Here, the issue of Doe’s religious conversion qualifies under the “utmost intimacy” category as a basis upon which anonymity may be appropriate. However, the analysis does not end here.
The burden is on the Plaintiff to demonstrate that the need for anonymity substantially outweighs both the presumption that a party’s identity is public information and the risk of unfairness to the opposing party. In order to satisfy this burden in the context of fear of retaliation, the risk must not merely be hypothetical but based on real evidence. “A plaintiff can support his fear by demonstrating the need for anonymity to prevent retaliation, the reasonableness of the plaintiff’s fear, the severity of the threatened harm, and the plaintiff’s vulnerability.” Balanced against this is whether the defendant is forced to proceed with insufficient information to present their arguments against the plaintiff’s case.
Here, Dordoni has not contested Doe’s contention that his conversion from Islam to Christianity could place him at risk for possible retaliation, or that his family might also be at risk as a consequence. Dordoni has questioned the extent to which this is more than a remote possibility, as Doe cannot point to specific evidence that a fatwa has been issued which calls for him to be harmed and no one has thus far directly threatened him. However, as the District Court for the District of Columbia observed, “Fatwas are not publicly distributed; hence, the fact that one has been issued against a specific person must be gleaned indirectly.” As Doe testified during the hearing, it is unlikely that someone intending to do him harm would advise him of their intention in advance.
This is not an instance in which a party fears embarrassment, ostracism or ridicule resulting from disclosure of personal information in the course of a lawsuit. This is an instance in which the plaintiff has articulated a rational fear of serious personal injury or death based upon religious doctrine.
Moreover, Doe’s true identity is known to Dordoni and he faces no prejudice in his ability to gather evidence and defend against the case. As to Dordoni’s contention that Doe created his own dilemma by including information in the complaint about religion, the undersigned does see a rational basis for including this information as part of the facts necessary to understand why Doe was unable to return to the United States as promptly as he had initially planned and arguably had to rely on Dordoni’s expert advice.
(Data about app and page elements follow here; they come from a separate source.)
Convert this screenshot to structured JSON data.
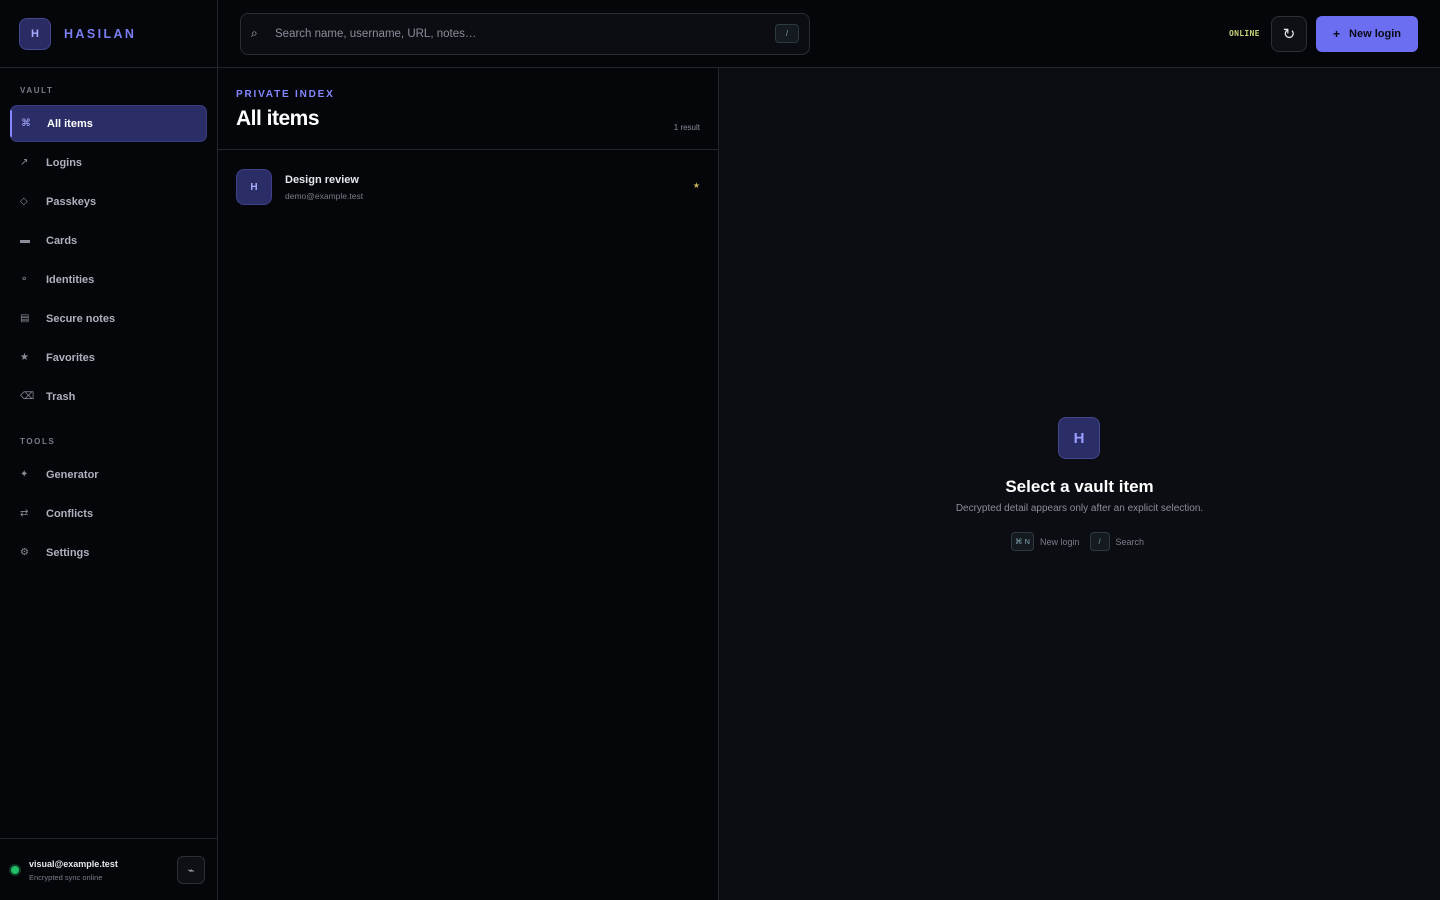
{
  "brand": {
    "logo_letter": "H",
    "name": "HASILAN"
  },
  "sidebar": {
    "vault_label": "VAULT",
    "vault_items": [
      {
        "label": "All items",
        "icon": "⌘",
        "icon_name": "command-icon",
        "active": true
      },
      {
        "label": "Logins",
        "icon": "↗",
        "icon_name": "arrow-up-right-icon"
      },
      {
        "label": "Passkeys",
        "icon": "◇",
        "icon_name": "diamond-icon"
      },
      {
        "label": "Cards",
        "icon": "▬",
        "icon_name": "card-icon"
      },
      {
        "label": "Identities",
        "icon": "⚬",
        "icon_name": "person-icon"
      },
      {
        "label": "Secure notes",
        "icon": "▤",
        "icon_name": "note-icon"
      },
      {
        "label": "Favorites",
        "icon": "★",
        "icon_name": "star-icon"
      },
      {
        "label": "Trash",
        "icon": "⌫",
        "icon_name": "trash-icon"
      }
    ],
    "tools_label": "TOOLS",
    "tool_items": [
      {
        "label": "Generator",
        "icon": "✦",
        "icon_name": "sparkle-icon"
      },
      {
        "label": "Conflicts",
        "icon": "⇄",
        "icon_name": "swap-icon"
      },
      {
        "label": "Settings",
        "icon": "⚙",
        "icon_name": "gear-icon"
      }
    ]
  },
  "account": {
    "email": "visual@example.test",
    "status": "Encrypted sync online",
    "lock_icon": "⌁"
  },
  "topbar": {
    "search_placeholder": "Search name, username, URL, notes…",
    "search_shortcut": "/",
    "status": "ONLINE",
    "refresh_icon": "↻",
    "new_login_icon": "+",
    "new_login_label": "New login"
  },
  "list": {
    "kicker": "PRIVATE INDEX",
    "title": "All items",
    "result_count": "1 result",
    "items": [
      {
        "avatar": "H",
        "title": "Design review",
        "subtitle": "demo@example.test",
        "star": "★"
      }
    ]
  },
  "detail": {
    "logo_letter": "H",
    "title": "Select a vault item",
    "subtitle": "Decrypted detail appears only after an explicit selection.",
    "hints": [
      {
        "key": "⌘ N",
        "label": "New login"
      },
      {
        "key": "/",
        "label": "Search"
      }
    ]
  },
  "colors": {
    "accent": "#6b6ef0",
    "accent_light": "#8487ff",
    "online": "#c8d27a",
    "status_green": "#22c06a"
  }
}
On the whole, prudence dictates erring on the side of caution and granting Doe’s request to pursue the case under the pseudonym.